France confirm interest in hosting 2023 Rugby World Cup
Federation to submit bid as five countries compete to host the 10th iteration of rugby union's greatest tourament
The French Rugby Federation (FFR) has confirmed it will bid to host the 2023 Rugby World Cup.
The decision was confirmed in a statement at the end of the FFR’s annual congress in Belfort on Saturday.
We are delighted with the strong level of serious interest from unions and governments in Rugby World Cup 2023 at this very early stage
France, who last hosted the tournament in 2007 with some matches taking place in Wales and Scotland, is the third European country to enter the race to host the prestigious competition, joining Italy and Ireland – two countries they will face in Pool D at this year’s event, which starts in September.
An all-Ireland bid, including the use of GAA stadia, was launched in December, while Italy have also expressed their interest, despite their off-field problems at domestic level stunting meaningful development in the country.
Other countries set to throw in their lot are South Africa, who hosted the 1995 iteration, and the USA, a rising nation in rugby union terms already buoyed by successfully bidding for the 2018 Rugby World Cup Sevens, which will be held in San Francisco and San Jose.
After a briefing event for potential future hosts in London earlier this month, Rugby World Cup tournament director Alan Gilpin admitted the governing body was pleased with the level of interest already shown for the 2023 event.
“We are delighted with the strong level of serious interest from unions and governments in Rugby World Cup 2023 at this very early stage, which highlights the enormous hosting appeal of Rugby World Cup as a low-risk, high-return economic, social and sporting driver and we welcome further dialogue as the process progresses,” Gilpin said.
Following this year’s event, hosted by the Rugby Football Union in England and Wales, the the 2019 event moves to the southern hemisphere with Japan – an emerging market for rugby union with the potential for huge growth – winning the bid ahead of Italy and South Africa.

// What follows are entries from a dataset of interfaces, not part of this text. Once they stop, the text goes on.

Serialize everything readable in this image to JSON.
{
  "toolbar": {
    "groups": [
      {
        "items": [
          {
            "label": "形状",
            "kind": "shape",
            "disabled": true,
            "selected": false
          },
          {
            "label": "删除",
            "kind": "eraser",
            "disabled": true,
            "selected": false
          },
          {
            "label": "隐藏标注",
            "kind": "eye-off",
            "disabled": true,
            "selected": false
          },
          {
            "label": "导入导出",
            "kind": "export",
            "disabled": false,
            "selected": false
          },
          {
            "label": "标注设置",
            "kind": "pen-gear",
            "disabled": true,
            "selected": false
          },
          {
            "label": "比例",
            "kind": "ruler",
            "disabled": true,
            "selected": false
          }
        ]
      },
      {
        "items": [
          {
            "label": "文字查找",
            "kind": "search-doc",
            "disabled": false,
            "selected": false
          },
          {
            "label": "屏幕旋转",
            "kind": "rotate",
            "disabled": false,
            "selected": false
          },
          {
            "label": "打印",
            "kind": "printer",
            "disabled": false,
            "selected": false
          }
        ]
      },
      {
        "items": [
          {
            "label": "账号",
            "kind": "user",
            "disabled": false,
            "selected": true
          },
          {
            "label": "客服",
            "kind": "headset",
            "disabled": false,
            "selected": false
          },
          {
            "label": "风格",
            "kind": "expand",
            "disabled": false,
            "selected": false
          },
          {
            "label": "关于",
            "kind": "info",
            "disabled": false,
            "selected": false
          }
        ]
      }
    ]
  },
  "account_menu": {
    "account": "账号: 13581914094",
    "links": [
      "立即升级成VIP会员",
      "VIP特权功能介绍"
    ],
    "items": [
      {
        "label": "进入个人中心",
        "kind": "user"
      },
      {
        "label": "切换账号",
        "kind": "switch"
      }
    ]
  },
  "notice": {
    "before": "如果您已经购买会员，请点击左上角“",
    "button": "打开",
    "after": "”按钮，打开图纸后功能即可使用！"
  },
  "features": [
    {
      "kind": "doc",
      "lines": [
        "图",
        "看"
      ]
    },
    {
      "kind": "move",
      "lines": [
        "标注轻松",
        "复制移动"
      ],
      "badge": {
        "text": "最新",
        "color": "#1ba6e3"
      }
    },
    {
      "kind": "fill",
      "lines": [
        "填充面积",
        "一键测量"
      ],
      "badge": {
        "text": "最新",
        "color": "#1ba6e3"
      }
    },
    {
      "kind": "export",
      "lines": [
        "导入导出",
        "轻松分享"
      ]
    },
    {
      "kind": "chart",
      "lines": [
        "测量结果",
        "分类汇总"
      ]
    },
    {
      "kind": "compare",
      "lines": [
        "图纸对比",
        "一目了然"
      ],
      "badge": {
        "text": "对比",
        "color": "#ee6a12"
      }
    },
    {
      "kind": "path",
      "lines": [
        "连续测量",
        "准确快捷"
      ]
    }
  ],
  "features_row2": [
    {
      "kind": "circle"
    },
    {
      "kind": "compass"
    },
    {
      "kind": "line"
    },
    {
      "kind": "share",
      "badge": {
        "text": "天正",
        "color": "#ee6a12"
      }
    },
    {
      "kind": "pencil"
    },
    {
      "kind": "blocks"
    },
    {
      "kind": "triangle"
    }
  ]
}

Since the inaugural event in 1991 was hosted by Australia and New Zealand, rugby union’s showpiece international event has rotated between the northern and southern hemispheres.
If the pattern prevail, the 10th iteration in 2023 should be held in the northern hemisphere, which could make South Africa’s bid futile.
While established rugby nations Ireland and France will provide strong bids, World Rugby’s desire to expose the sport to emerging markets could give the USA a unique advantage, even though it would collide with the start of the American football season.
World Rugby opened the bidding process on 14 May with a deadline of June 2016. The winning bid will be announced in May 2017.